Navas, chief technology officer for Triangle Energy, a division of NTDA Energia in Spain that deals with hydrogen fuel cells, said his company decided to open a branch in the Raleigh area largely because of Thompson’s enthusiasm and because the region is already rich in technological opportunities. Navas said he met Thompson at the Third International Hydrail Conference in Denmark last year.
“I came away rather impressed,” Navas said. “We saw it as a business opportunity to establish ourselves here.”
Like the European Union and individual European countries, the U.S. government has committed significant funding to the exploration of hydrogen technology, Navas said, which is a great economic incentive: $1.2 billion has been committed to the Hydrogen Fuel Initiative over a 5-year period through 2008. If North Carolina and Mooresville can continue to further their focus on hydrogen fuel cell technology, he said, “then certainly it will raise awareness and people such as ourselves will come and take a closer look at this state.”
One of those who has already decided to take a closer look is Dale Hill, CEO of Golden, Colo.-based Mobile Energy Solutions, a firm that builds buses powered by hydrogen. Hill, who also met Thompson at the Denmark conference, visited Mooresville in October.
Hill said the intent of his October visit was to scout the Badin-based former Alcoa plant as a possible hydrogen vehicle manufacturing site and also to look at locations around Mooresville for the possible production of hydrogen-powered streetcars.
Jim Graebner of the American Transportation Association said Hill’s interest in streetcars is no surprise. Streetcars, he said, “are one of the most exciting things happening transportation-wise in many cities throughout the U.S.” Streetcar lines are already in place in cities like Little Rock, Ark., and Portland, Ore., he said, and are catching on elsewhere.
Graebner said streetcars are a good investment because they are cheaper than commuter and light rail, can be implemented in small groups of three or four, and can provide compact, high-density service and easy links to other forms of transportation. “It’s a safe way of getting around,” he said. By considering streetcar production, he said, Mooresville is “looking ahead to the day when there may be a reasonable market for small streetcars.”
Mooresville, said Hill, is ideal for this kind of endeavor for a number of reasons. If you draw a circle around the 500-mile radius surrounding Charlotte, he said, “you cover 70 percent of the population of the U.S.”
In addition, he said, thanks to NASCAR, Mooresville is already high profile and “there is a tremendous amount of talent in the area that we need.” Also, he said, the region is known for its work ethic.
The region’s nuclear power plants, said Hill, also make it an excellent location, because plants generate energy during low-use hours at night that is frequently lost. Because hydrogen fuel cells are a storage medium for electricity, that lost energy could be captured, transformed and used.
Mooresville, said Hill, would also be a great kickoff for such a cutting-edge project because it’s close to Martin Marietta Composites in Sparta, which his company already gets parts from for its buses.

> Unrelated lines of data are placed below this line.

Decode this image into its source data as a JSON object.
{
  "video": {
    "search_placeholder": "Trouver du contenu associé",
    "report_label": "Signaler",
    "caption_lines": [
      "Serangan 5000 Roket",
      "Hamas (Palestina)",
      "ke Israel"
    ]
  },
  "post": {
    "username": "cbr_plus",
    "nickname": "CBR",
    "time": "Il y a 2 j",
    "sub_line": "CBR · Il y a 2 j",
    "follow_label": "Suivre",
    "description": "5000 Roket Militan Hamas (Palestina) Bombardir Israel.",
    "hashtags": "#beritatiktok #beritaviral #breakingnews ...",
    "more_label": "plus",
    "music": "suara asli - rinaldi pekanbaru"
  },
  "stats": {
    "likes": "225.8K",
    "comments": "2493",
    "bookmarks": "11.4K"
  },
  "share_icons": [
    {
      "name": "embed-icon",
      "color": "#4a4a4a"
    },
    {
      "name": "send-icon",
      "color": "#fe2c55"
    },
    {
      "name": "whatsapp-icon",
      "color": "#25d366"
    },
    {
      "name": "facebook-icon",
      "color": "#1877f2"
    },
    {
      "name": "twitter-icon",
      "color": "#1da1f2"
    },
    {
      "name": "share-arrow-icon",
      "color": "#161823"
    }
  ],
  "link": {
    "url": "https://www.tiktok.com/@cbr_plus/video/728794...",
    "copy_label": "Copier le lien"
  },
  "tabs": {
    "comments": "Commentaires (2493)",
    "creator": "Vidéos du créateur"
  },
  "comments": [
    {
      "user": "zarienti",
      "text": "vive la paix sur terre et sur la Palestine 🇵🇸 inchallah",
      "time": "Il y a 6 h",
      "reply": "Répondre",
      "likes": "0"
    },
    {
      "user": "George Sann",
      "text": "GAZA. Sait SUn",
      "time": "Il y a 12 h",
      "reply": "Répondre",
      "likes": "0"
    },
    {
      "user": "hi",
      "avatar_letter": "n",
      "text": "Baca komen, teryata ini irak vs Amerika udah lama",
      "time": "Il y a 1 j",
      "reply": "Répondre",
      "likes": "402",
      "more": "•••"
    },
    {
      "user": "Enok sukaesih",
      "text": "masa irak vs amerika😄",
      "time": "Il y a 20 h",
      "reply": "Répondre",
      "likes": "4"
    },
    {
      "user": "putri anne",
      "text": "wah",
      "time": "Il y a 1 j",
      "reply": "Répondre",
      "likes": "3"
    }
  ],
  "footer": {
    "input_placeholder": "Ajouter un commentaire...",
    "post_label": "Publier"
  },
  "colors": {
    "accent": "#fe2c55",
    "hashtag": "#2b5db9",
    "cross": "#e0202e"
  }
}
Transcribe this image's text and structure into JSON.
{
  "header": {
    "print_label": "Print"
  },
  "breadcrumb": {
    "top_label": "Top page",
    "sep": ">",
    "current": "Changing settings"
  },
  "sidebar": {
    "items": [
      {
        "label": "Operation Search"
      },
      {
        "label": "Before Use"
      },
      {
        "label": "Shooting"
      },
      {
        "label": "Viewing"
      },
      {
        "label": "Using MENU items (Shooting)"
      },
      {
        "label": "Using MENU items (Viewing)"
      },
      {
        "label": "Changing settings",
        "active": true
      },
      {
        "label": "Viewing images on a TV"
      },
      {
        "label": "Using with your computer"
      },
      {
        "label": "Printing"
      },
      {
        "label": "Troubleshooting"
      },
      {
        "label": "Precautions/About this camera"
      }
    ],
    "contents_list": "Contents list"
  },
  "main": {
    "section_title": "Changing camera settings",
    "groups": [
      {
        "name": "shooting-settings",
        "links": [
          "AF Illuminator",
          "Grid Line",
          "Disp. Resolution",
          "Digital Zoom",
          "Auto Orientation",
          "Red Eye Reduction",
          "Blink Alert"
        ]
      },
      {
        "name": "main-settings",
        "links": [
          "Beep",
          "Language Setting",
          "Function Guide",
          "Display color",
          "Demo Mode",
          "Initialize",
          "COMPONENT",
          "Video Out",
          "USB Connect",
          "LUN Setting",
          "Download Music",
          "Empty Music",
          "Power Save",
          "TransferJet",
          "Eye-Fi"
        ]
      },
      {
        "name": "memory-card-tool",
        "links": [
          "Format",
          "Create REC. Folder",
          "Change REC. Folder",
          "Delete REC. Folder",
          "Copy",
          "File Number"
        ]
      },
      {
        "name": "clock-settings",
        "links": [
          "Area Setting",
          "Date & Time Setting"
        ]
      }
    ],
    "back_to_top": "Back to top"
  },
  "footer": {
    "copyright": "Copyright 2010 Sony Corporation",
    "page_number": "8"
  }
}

It would also be a great location, he said, because there’s already a base of support for the hydrogen fuel concept.
“We want to support those who support us,” he said.
For more on hydrogen technology and discussion of hydrogen rail projects, visit www.hydrail.org